> Exercise objective: A word-for-word copy of the entries is the goal; leave out the pictures.

> Data to process:
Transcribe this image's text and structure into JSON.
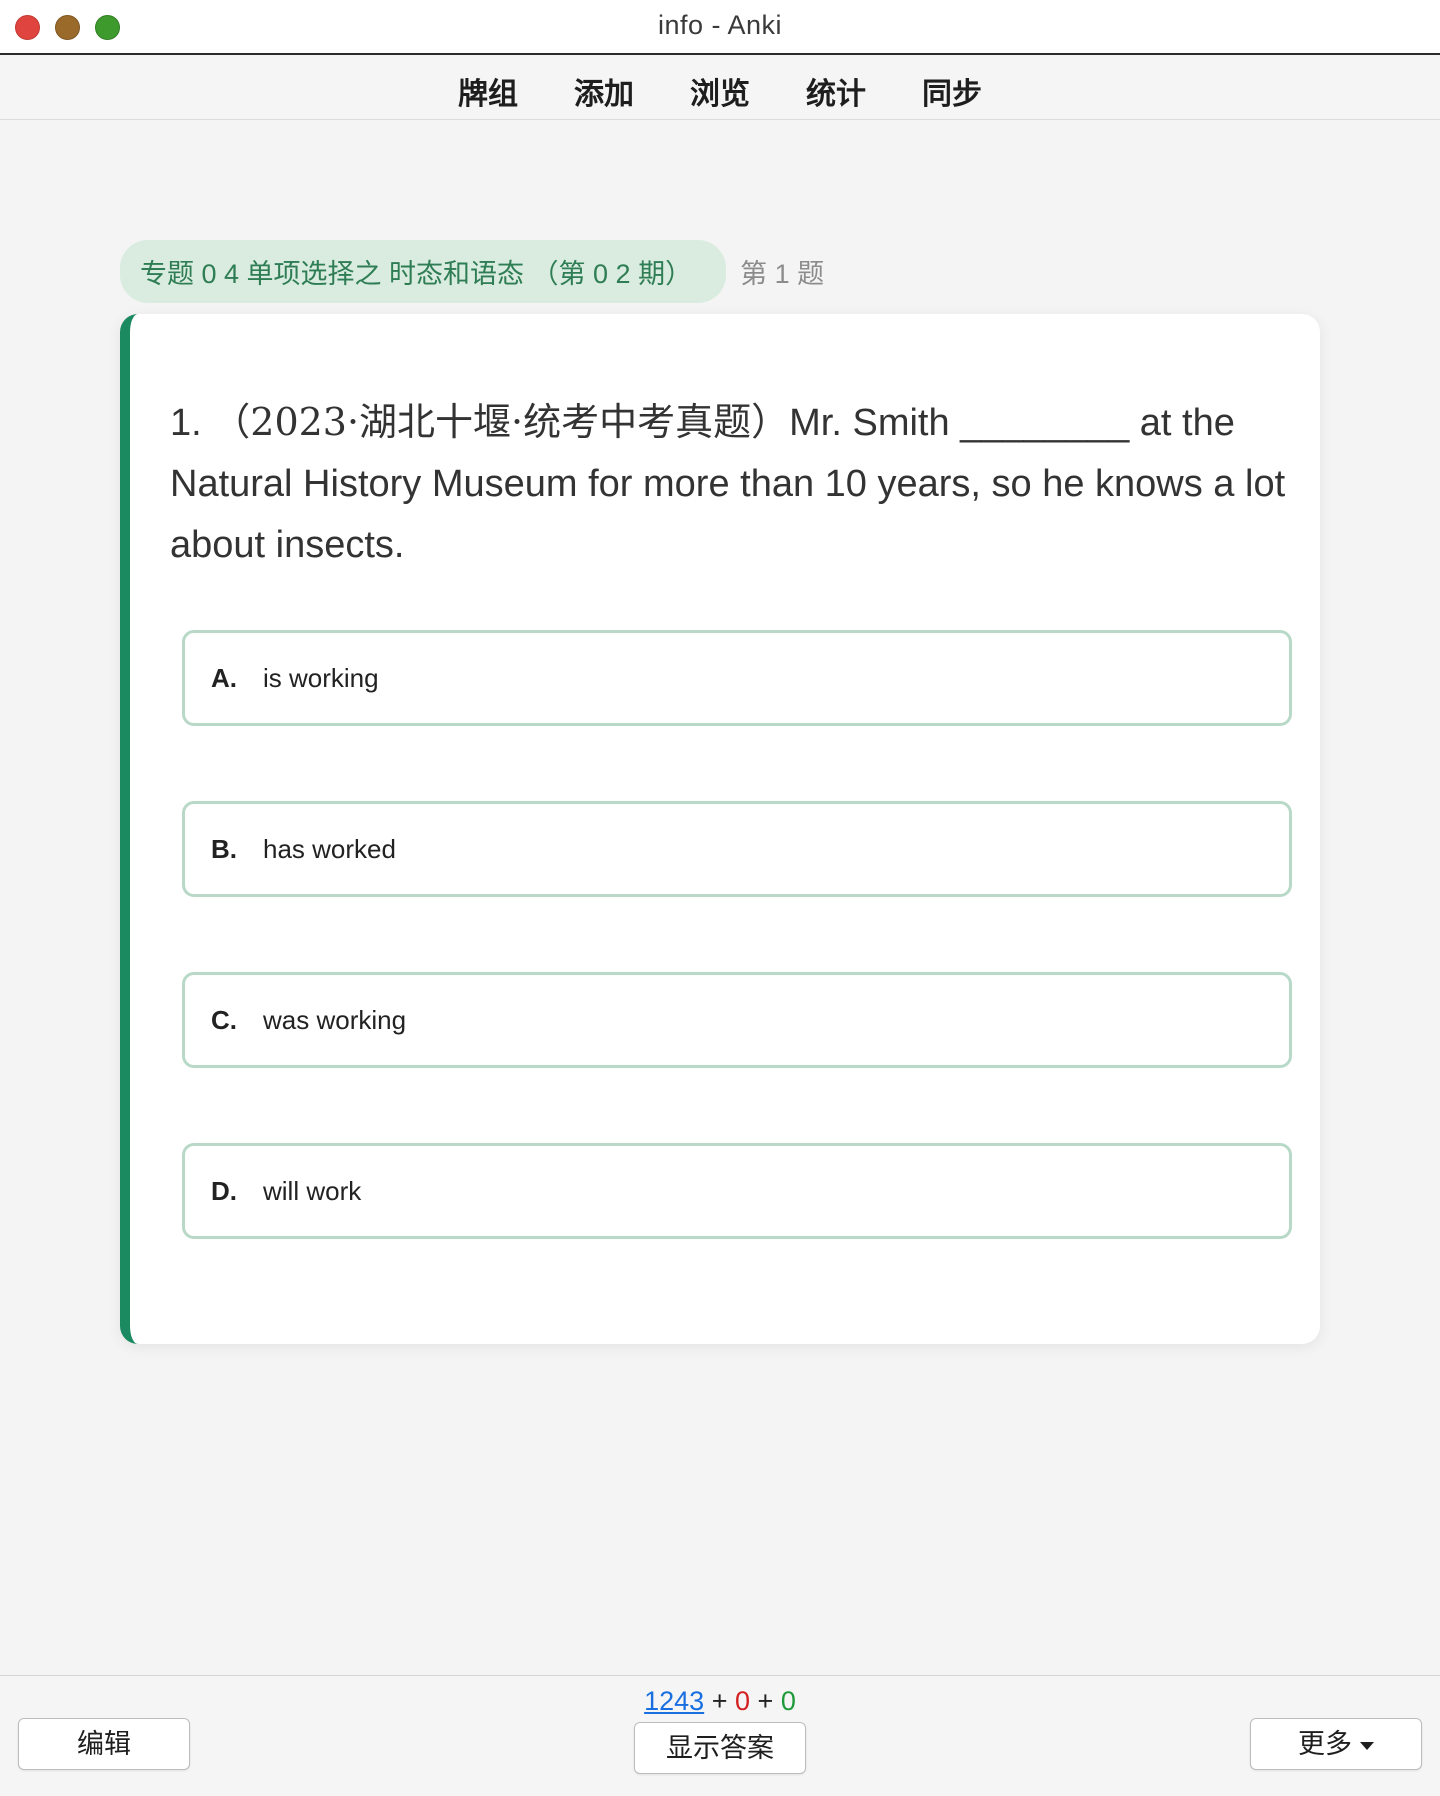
{
  "window": {
    "title": "info - Anki"
  },
  "menu": {
    "items": [
      {
        "label": "牌组"
      },
      {
        "label": "添加"
      },
      {
        "label": "浏览"
      },
      {
        "label": "统计"
      },
      {
        "label": "同步"
      }
    ]
  },
  "card": {
    "deck_tag": "专题 0 4 单项选择之 时态和语态 （第 0 2 期）",
    "question_number_label": "第 1 题",
    "question": {
      "number": "1.",
      "source": "（2023·湖北十堰·统考中考真题）",
      "text": "Mr. Smith ________ at the Natural History Museum for more than 10 years, so he knows a lot about insects."
    },
    "options": [
      {
        "letter": "A.",
        "text": "is working"
      },
      {
        "letter": "B.",
        "text": "has worked"
      },
      {
        "letter": "C.",
        "text": "was working"
      },
      {
        "letter": "D.",
        "text": "will work"
      }
    ],
    "accent_color": "#1c8a60"
  },
  "bottom": {
    "counts": {
      "new": "1243",
      "learning": "0",
      "review": "0",
      "separator": "+"
    },
    "edit_label": "编辑",
    "show_answer_label": "显示答案",
    "more_label": "更多"
  }
}
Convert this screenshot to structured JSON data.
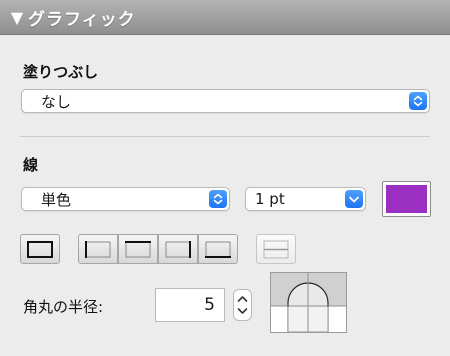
{
  "panel": {
    "title": "グラフィック"
  },
  "fill": {
    "label": "塗りつぶし",
    "value": "なし"
  },
  "stroke": {
    "label": "線",
    "type_value": "単色",
    "width_value": "1 pt",
    "color": "#9b2fc1"
  },
  "border_buttons": [
    {
      "name": "all-borders"
    },
    {
      "name": "left-border"
    },
    {
      "name": "top-border"
    },
    {
      "name": "right-border"
    },
    {
      "name": "bottom-border"
    },
    {
      "name": "inner-horizontal-border"
    }
  ],
  "corner_radius": {
    "label": "角丸の半径:",
    "value": "5"
  },
  "colors": {
    "accent_blue": "#1c74f2",
    "header_gray": "#9a9a9a",
    "stroke_swatch": "#9b2fc1"
  }
}
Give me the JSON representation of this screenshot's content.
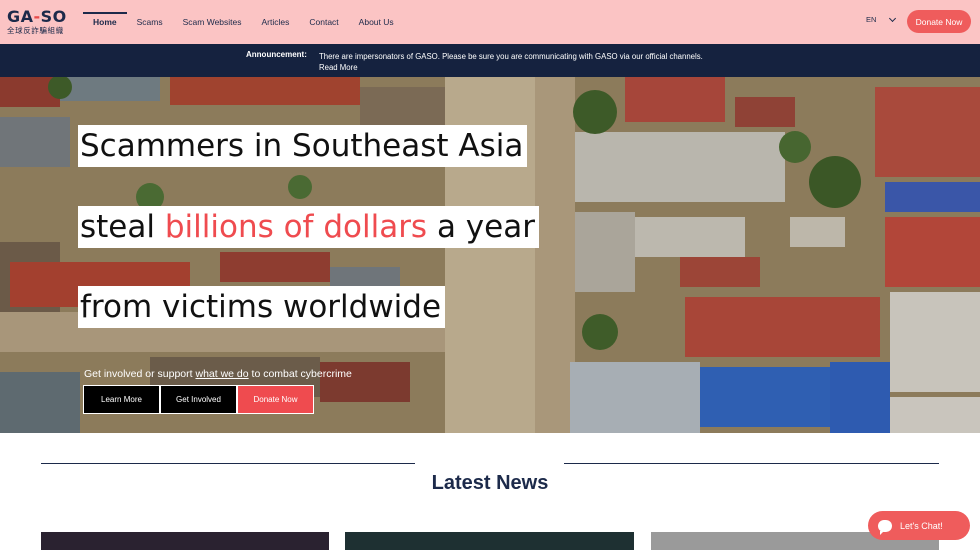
{
  "logo": {
    "main_left": "GA",
    "main_dash": "-",
    "main_right": "SO",
    "sub": "全球反詐騙組織"
  },
  "nav": {
    "items": [
      {
        "label": "Home",
        "active": true
      },
      {
        "label": "Scams"
      },
      {
        "label": "Scam Websites"
      },
      {
        "label": "Articles"
      },
      {
        "label": "Contact"
      },
      {
        "label": "About Us"
      }
    ],
    "language": "EN",
    "donate_label": "Donate Now"
  },
  "announcement": {
    "label": "Announcement:",
    "text": "There are impersonators of GASO. Please be sure you are communicating with GASO via our official channels.",
    "read_more": "Read More"
  },
  "hero": {
    "line1": "Scammers in Southeast Asia",
    "line2_pre": "steal ",
    "line2_highlight": "billions of dollars",
    "line2_post": " a year",
    "line3": "from victims worldwide",
    "sub_pre": "Get involved or support ",
    "sub_link": "what we do",
    "sub_post": " to combat cybercrime",
    "buttons": {
      "learn_more": "Learn More",
      "get_involved": "Get Involved",
      "donate": "Donate Now"
    }
  },
  "latest_news": {
    "title": "Latest News"
  },
  "chat": {
    "label": "Let's Chat!"
  },
  "colors": {
    "header_bg": "#fbc4c4",
    "navy": "#1c2a4a",
    "accent_red": "#ef4b4f",
    "announce_bg": "#15223f"
  }
}
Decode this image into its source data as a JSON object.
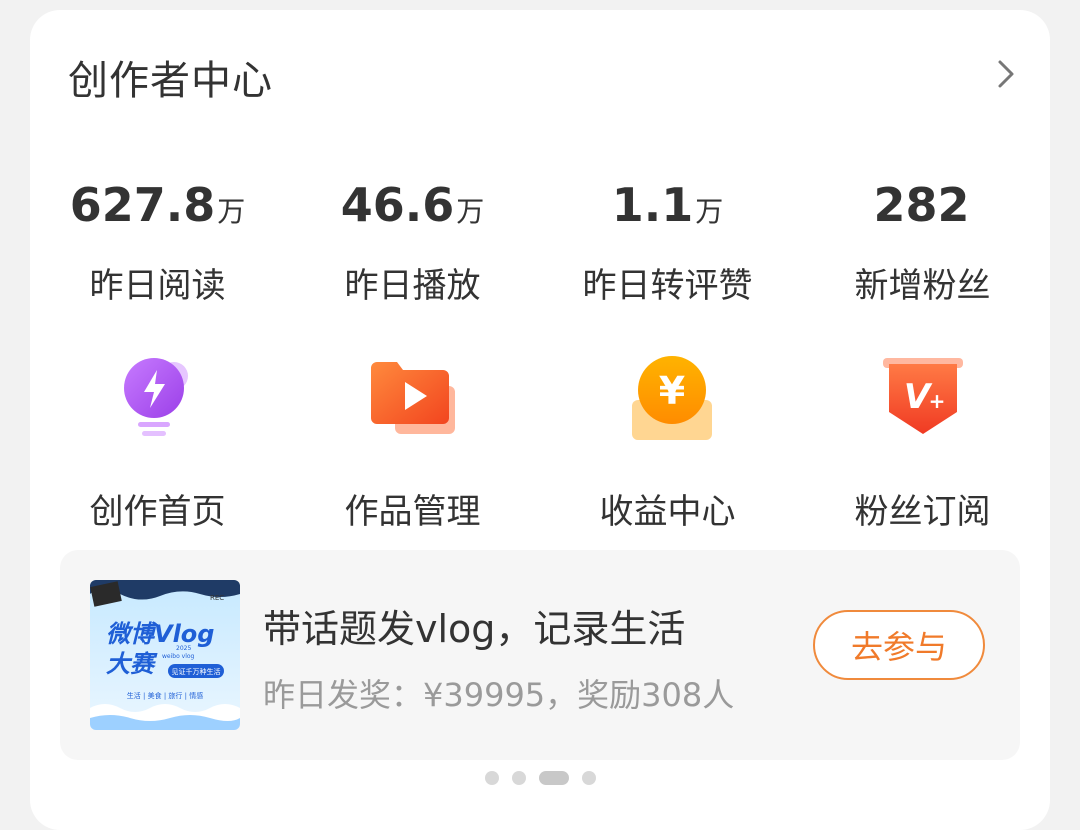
{
  "header": {
    "title": "创作者中心",
    "chevron_icon": "chevron-right-icon"
  },
  "stats": [
    {
      "value": "627.8",
      "unit": "万",
      "label": "昨日阅读"
    },
    {
      "value": "46.6",
      "unit": "万",
      "label": "昨日播放"
    },
    {
      "value": "1.1",
      "unit": "万",
      "label": "昨日转评赞"
    },
    {
      "value": "282",
      "unit": "",
      "label": "新增粉丝"
    }
  ],
  "tools": [
    {
      "label": "创作首页",
      "icon": "lightning-bulb-icon",
      "color": "#b15cf0"
    },
    {
      "label": "作品管理",
      "icon": "video-folder-icon",
      "color": "#ff6a3d"
    },
    {
      "label": "收益中心",
      "icon": "yuan-coin-icon",
      "color": "#ffb300"
    },
    {
      "label": "粉丝订阅",
      "icon": "v-plus-badge-icon",
      "color": "#f2572d"
    }
  ],
  "promo": {
    "thumb_text": {
      "line1": "微博Vlog",
      "line2": "大赛",
      "year": "2025",
      "brand": "weibo vlog",
      "slogan": "见证千万种生活",
      "tags": "生活 | 美食 | 旅行 | 情感",
      "rec": "REC"
    },
    "title": "带话题发vlog，记录生活",
    "subtitle": "昨日发奖：¥39995，奖励308人",
    "button": "去参与"
  },
  "pager": {
    "count": 4,
    "active": 2
  },
  "colors": {
    "accent": "#f07a2a",
    "background": "#f2f2f2",
    "card": "#ffffff"
  }
}
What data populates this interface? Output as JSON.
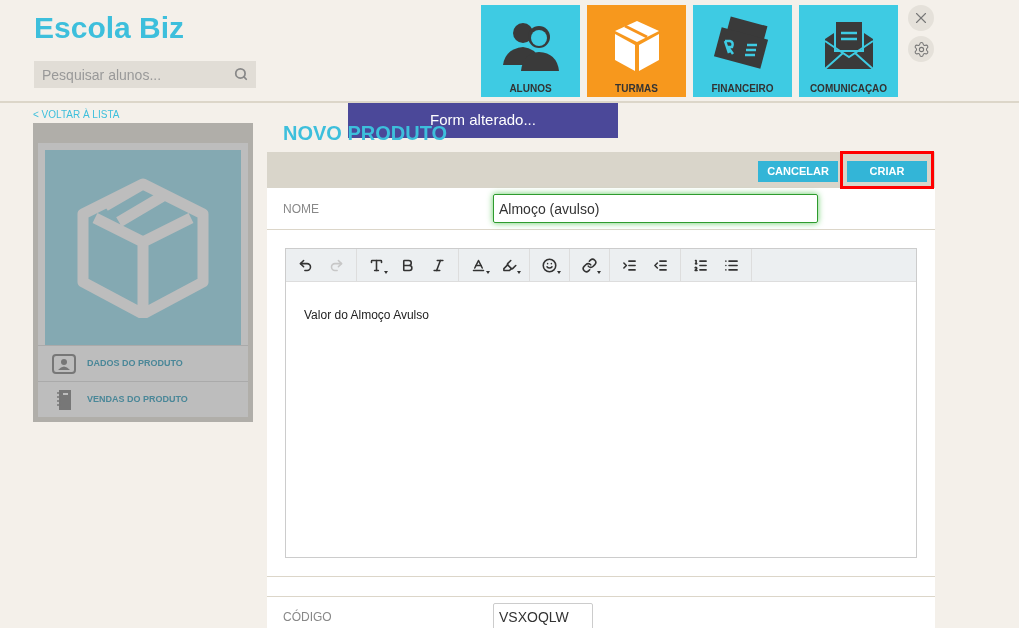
{
  "brand": "Escola Biz",
  "search": {
    "placeholder": "Pesquisar alunos..."
  },
  "nav": [
    {
      "label": "ALUNOS",
      "selected": false,
      "kind": "people"
    },
    {
      "label": "TURMAS",
      "selected": true,
      "kind": "box"
    },
    {
      "label": "FINANCEIRO",
      "selected": false,
      "kind": "money"
    },
    {
      "label": "COMUNICAÇAO",
      "selected": false,
      "kind": "mail"
    }
  ],
  "back_link": "< VOLTAR À LISTA",
  "sidebar": {
    "items": [
      {
        "label": "DADOS DO PRODUTO",
        "kind": "card"
      },
      {
        "label": "VENDAS DO PRODUTO",
        "kind": "notebook"
      }
    ]
  },
  "toast": "Form alterado...",
  "title": "NOVO PRODUTO",
  "actions": [
    {
      "label": "CANCELAR",
      "highlighted": false
    },
    {
      "label": "CRIAR",
      "highlighted": true
    }
  ],
  "fields": [
    {
      "label": "NOME",
      "value": "Almoço (avulso)",
      "focused": true
    }
  ],
  "editor": {
    "content": "Valor do Almoço Avulso"
  },
  "code_field": {
    "label": "CÓDIGO",
    "value": "VSXOQLW"
  }
}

> Answer to this task:
Transcribe this image's text and structure into JSON.
{
  "window": {
    "title": "info - Anki"
  },
  "menu": {
    "items": [
      {
        "label": "牌组"
      },
      {
        "label": "添加"
      },
      {
        "label": "浏览"
      },
      {
        "label": "统计"
      },
      {
        "label": "同步"
      }
    ]
  },
  "card": {
    "deck_tag": "专题 0 4 单项选择之 时态和语态 （第 0 2 期）",
    "question_number_label": "第 1 题",
    "question": {
      "number": "1.",
      "source": "（2023·湖北十堰·统考中考真题）",
      "text": "Mr. Smith ________ at the Natural History Museum for more than 10 years, so he knows a lot about insects."
    },
    "options": [
      {
        "letter": "A.",
        "text": "is working"
      },
      {
        "letter": "B.",
        "text": "has worked"
      },
      {
        "letter": "C.",
        "text": "was working"
      },
      {
        "letter": "D.",
        "text": "will work"
      }
    ],
    "accent_color": "#1c8a60"
  },
  "bottom": {
    "counts": {
      "new": "1243",
      "learning": "0",
      "review": "0",
      "separator": "+"
    },
    "edit_label": "编辑",
    "show_answer_label": "显示答案",
    "more_label": "更多"
  }
}
Convert this screenshot to structured JSON data.
{
  "panel": {
    "title": "グラフィック"
  },
  "fill": {
    "label": "塗りつぶし",
    "value": "なし"
  },
  "stroke": {
    "label": "線",
    "type_value": "単色",
    "width_value": "1 pt",
    "color": "#9b2fc1"
  },
  "border_buttons": [
    {
      "name": "all-borders"
    },
    {
      "name": "left-border"
    },
    {
      "name": "top-border"
    },
    {
      "name": "right-border"
    },
    {
      "name": "bottom-border"
    },
    {
      "name": "inner-horizontal-border"
    }
  ],
  "corner_radius": {
    "label": "角丸の半径:",
    "value": "5"
  },
  "colors": {
    "accent_blue": "#1c74f2",
    "header_gray": "#9a9a9a",
    "stroke_swatch": "#9b2fc1"
  }
}
Give me the JSON representation of this screenshot's content.
{
  "logo": {
    "main_left": "GA",
    "main_dash": "-",
    "main_right": "SO",
    "sub": "全球反詐騙組織"
  },
  "nav": {
    "items": [
      {
        "label": "Home",
        "active": true
      },
      {
        "label": "Scams"
      },
      {
        "label": "Scam Websites"
      },
      {
        "label": "Articles"
      },
      {
        "label": "Contact"
      },
      {
        "label": "About Us"
      }
    ],
    "language": "EN",
    "donate_label": "Donate Now"
  },
  "announcement": {
    "label": "Announcement:",
    "text": "There are impersonators of GASO. Please be sure you are communicating with GASO via our official channels.",
    "read_more": "Read More"
  },
  "hero": {
    "line1": "Scammers in Southeast Asia",
    "line2_pre": "steal ",
    "line2_highlight": "billions of dollars",
    "line2_post": " a year",
    "line3": "from victims worldwide",
    "sub_pre": "Get involved or support ",
    "sub_link": "what we do",
    "sub_post": " to combat cybercrime",
    "buttons": {
      "learn_more": "Learn More",
      "get_involved": "Get Involved",
      "donate": "Donate Now"
    }
  },
  "latest_news": {
    "title": "Latest News"
  },
  "chat": {
    "label": "Let's Chat!"
  },
  "colors": {
    "header_bg": "#fbc4c4",
    "navy": "#1c2a4a",
    "accent_red": "#ef4b4f",
    "announce_bg": "#15223f"
  }
}
Decode this image into its source data as a JSON object.
{
  "header": {
    "title": "创作者中心",
    "chevron_icon": "chevron-right-icon"
  },
  "stats": [
    {
      "value": "627.8",
      "unit": "万",
      "label": "昨日阅读"
    },
    {
      "value": "46.6",
      "unit": "万",
      "label": "昨日播放"
    },
    {
      "value": "1.1",
      "unit": "万",
      "label": "昨日转评赞"
    },
    {
      "value": "282",
      "unit": "",
      "label": "新增粉丝"
    }
  ],
  "tools": [
    {
      "label": "创作首页",
      "icon": "lightning-bulb-icon",
      "color": "#b15cf0"
    },
    {
      "label": "作品管理",
      "icon": "video-folder-icon",
      "color": "#ff6a3d"
    },
    {
      "label": "收益中心",
      "icon": "yuan-coin-icon",
      "color": "#ffb300"
    },
    {
      "label": "粉丝订阅",
      "icon": "v-plus-badge-icon",
      "color": "#f2572d"
    }
  ],
  "promo": {
    "thumb_text": {
      "line1": "微博Vlog",
      "line2": "大赛",
      "year": "2025",
      "brand": "weibo vlog",
      "slogan": "见证千万种生活",
      "tags": "生活 | 美食 | 旅行 | 情感",
      "rec": "REC"
    },
    "title": "带话题发vlog，记录生活",
    "subtitle": "昨日发奖：¥39995，奖励308人",
    "button": "去参与"
  },
  "pager": {
    "count": 4,
    "active": 2
  },
  "colors": {
    "accent": "#f07a2a",
    "background": "#f2f2f2",
    "card": "#ffffff"
  }
}
What data populates this interface? Output as JSON.
{
  "brand": "Escola Biz",
  "search": {
    "placeholder": "Pesquisar alunos..."
  },
  "nav": [
    {
      "label": "ALUNOS",
      "selected": false,
      "kind": "people"
    },
    {
      "label": "TURMAS",
      "selected": true,
      "kind": "box"
    },
    {
      "label": "FINANCEIRO",
      "selected": false,
      "kind": "money"
    },
    {
      "label": "COMUNICAÇAO",
      "selected": false,
      "kind": "mail"
    }
  ],
  "back_link": "< VOLTAR À LISTA",
  "sidebar": {
    "items": [
      {
        "label": "DADOS DO PRODUTO",
        "kind": "card"
      },
      {
        "label": "VENDAS DO PRODUTO",
        "kind": "notebook"
      }
    ]
  },
  "toast": "Form alterado...",
  "title": "NOVO PRODUTO",
  "actions": [
    {
      "label": "CANCELAR",
      "highlighted": false
    },
    {
      "label": "CRIAR",
      "highlighted": true
    }
  ],
  "fields": [
    {
      "label": "NOME",
      "value": "Almoço (avulso)",
      "focused": true
    }
  ],
  "editor": {
    "content": "Valor do Almoço Avulso"
  },
  "code_field": {
    "label": "CÓDIGO",
    "value": "VSXOQLW"
  }
}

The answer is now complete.